The family of an Indonesian domestic worker killed by a falling branch yesterday are trying to come to terms with the tragedy, as authorities revealed the tree in question was due to be pruned by the end of the week.
Speaking to Liputan BMI, a site covering Indonesian migrant workers’ affairs, the son-in-law of 48-year-old Jumiati Supadi said family members were still in shock and felt numb.
The son-in-law, named Dedi, said Jumiati had worked in Hong Kong since 2013 and last traveled home a year ago, though kept in regular contact with her family, particularly to check up on her children.
“Until now, Anto and Titin have not been able to talk about their mother,” said Dedi, referring to Jumiati’s son and daughter respectively.
“They seemed not to believe [the news] because [on Monday] afternoon they were still talking to each other as usual via the telephone and she sounded cheerful.”

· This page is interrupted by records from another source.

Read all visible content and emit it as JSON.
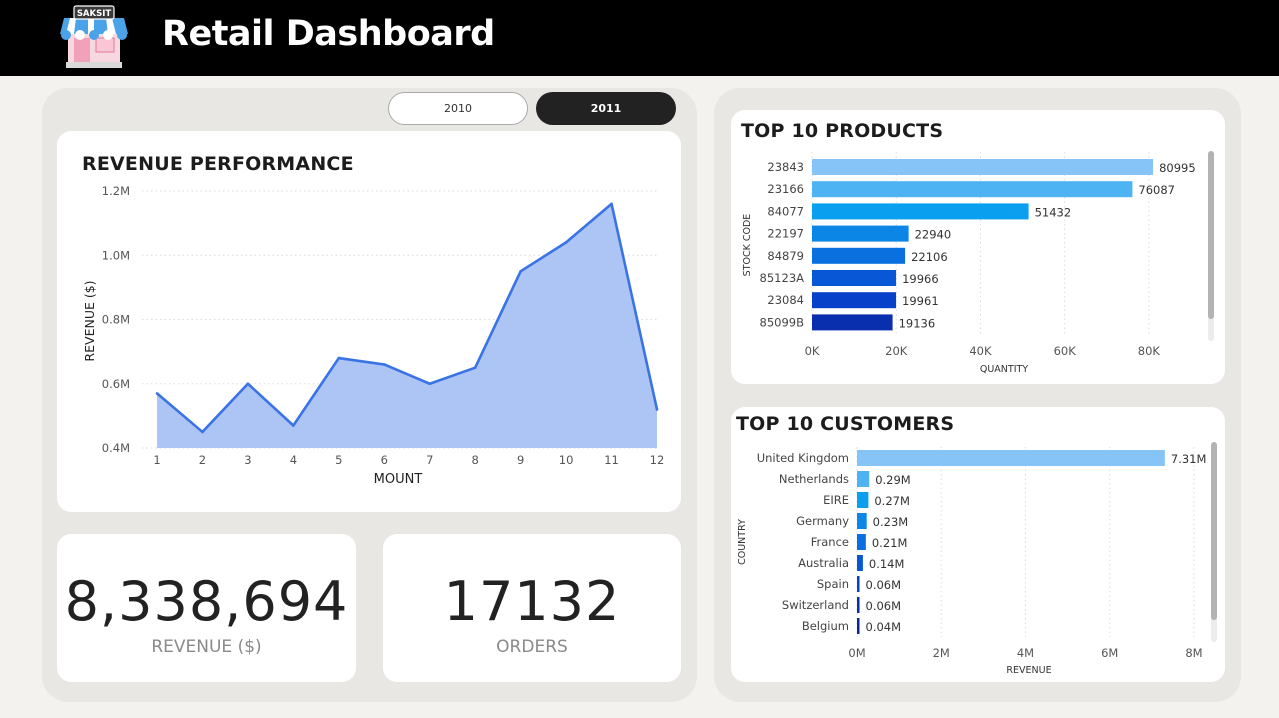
{
  "header": {
    "title": "Retail Dashboard",
    "logo_text": "SAKSIT"
  },
  "filters": {
    "years": [
      {
        "label": "2010",
        "selected": false
      },
      {
        "label": "2011",
        "selected": true
      }
    ]
  },
  "colors": {
    "area_fill": "#adc5f5",
    "area_line": "#3a73e6",
    "bar_palette": [
      "#86c4f7",
      "#4db3f3",
      "#0aa0ef",
      "#0b86e6",
      "#0a70e0",
      "#0857d6",
      "#0740c9",
      "#0a2fae",
      "#0b2496",
      "#5e8bb5"
    ]
  },
  "revenue_card": {
    "title": "REVENUE PERFORMANCE"
  },
  "products_card": {
    "title": "TOP 10 PRODUCTS"
  },
  "customers_card": {
    "title": "TOP 10 CUSTOMERS"
  },
  "kpis": {
    "revenue": {
      "value": "8,338,694",
      "label": "REVENUE ($)"
    },
    "orders": {
      "value": "17132",
      "label": "ORDERS"
    }
  },
  "chart_data": [
    {
      "type": "area",
      "title": "REVENUE PERFORMANCE",
      "xlabel": "MOUNT",
      "ylabel": "REVENUE ($)",
      "x": [
        1,
        2,
        3,
        4,
        5,
        6,
        7,
        8,
        9,
        10,
        11,
        12
      ],
      "values": [
        0.57,
        0.45,
        0.6,
        0.47,
        0.68,
        0.66,
        0.6,
        0.65,
        0.95,
        1.04,
        1.16,
        0.52
      ],
      "y_unit": "M",
      "ylim": [
        0.4,
        1.2
      ],
      "y_ticks": [
        "0.4M",
        "0.6M",
        "0.8M",
        "1.0M",
        "1.2M"
      ],
      "x_ticks": [
        "1",
        "2",
        "3",
        "4",
        "5",
        "6",
        "7",
        "8",
        "9",
        "10",
        "11",
        "12"
      ],
      "grid": true
    },
    {
      "type": "bar",
      "orientation": "horizontal",
      "title": "TOP 10 PRODUCTS",
      "xlabel": "QUANTITY",
      "ylabel": "STOCK CODE",
      "categories": [
        "23843",
        "23166",
        "84077",
        "22197",
        "84879",
        "85123A",
        "23084",
        "85099B"
      ],
      "values": [
        80995,
        76087,
        51432,
        22940,
        22106,
        19966,
        19961,
        19136
      ],
      "data_labels": [
        "80995",
        "76087",
        "51432",
        "22940",
        "22106",
        "19966",
        "19961",
        "19136"
      ],
      "xlim": [
        0,
        90000
      ],
      "x_ticks": [
        "0K",
        "20K",
        "40K",
        "60K",
        "80K"
      ],
      "grid": true
    },
    {
      "type": "bar",
      "orientation": "horizontal",
      "title": "TOP 10 CUSTOMERS",
      "xlabel": "REVENUE",
      "ylabel": "COUNTRY",
      "categories": [
        "United Kingdom",
        "Netherlands",
        "EIRE",
        "Germany",
        "France",
        "Australia",
        "Spain",
        "Switzerland",
        "Belgium"
      ],
      "values": [
        7.31,
        0.29,
        0.27,
        0.23,
        0.21,
        0.14,
        0.06,
        0.06,
        0.04
      ],
      "data_labels": [
        "7.31M",
        "0.29M",
        "0.27M",
        "0.23M",
        "0.21M",
        "0.14M",
        "0.06M",
        "0.06M",
        "0.04M"
      ],
      "x_unit": "M",
      "xlim": [
        0,
        8.5
      ],
      "x_ticks": [
        "0M",
        "2M",
        "4M",
        "6M",
        "8M"
      ],
      "grid": true
    }
  ]
}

PMI Meninggal Dunia Tertimpa Pohon Di Hong Kong, Berikut Jatidiri dan Kronologinya
Jumiati was walking with her 51-year-old employer, surnamed Wong, when she was struck by a falling branch from a 15-meter high Indian rubber tree near a bus stop outside Shun Lee estate’s Lee Hang House about 7:30am.
The mother-of-two, from Blitar Regency in East Java, was rushed to hospital in an unconscious state but later declared dead.
In a statement, the Development Bureau, which oversees the Tree Management Office and the Housing Department, said it was “saddened” by the case and expressed its “deepest condolences” to the family.
It said the 40-year-old tree was managed by the Housing Department, which had inspected it in June and arranged for pruning and the removal of dead branches by August 24. It said a contractor had started pruning work yesterday afternoon to reduce the risk of further problems.
“The condition of nearby trees was also checked today and necessary risk mitigation and preventive measures will be carried out,” the statement added.
“The department will conduct a detailed investigation into the cause of the branch failure and submit a report to the Tree Management Office. Preliminary investigation results are expected to be available in two weeks.”
According to an environmentalist who spoke to RTHK, improperly carried out pruning could have, in fact, been a contributing factor to the accident.
After inspecting the tree, Ken So, the director of the Conservancy Association, told the public broadcaster that bad pruning in the past may have led to infection and decay in the branch that killed Jumiati.
“I found the tree was regularly being pruned, but not in a very good manner, [there were] many pruning wounds,” So said, according to RTHK.
“Pruning is actually not hair cutting, it actually creates wounds every time you prune,” he said. “So when you open up the tree, that is an entry point for pathogens.”
Dedi, meanwhile, appealed for the Hong Kong government to help have his mother-in-law’s body sent home “immediately”.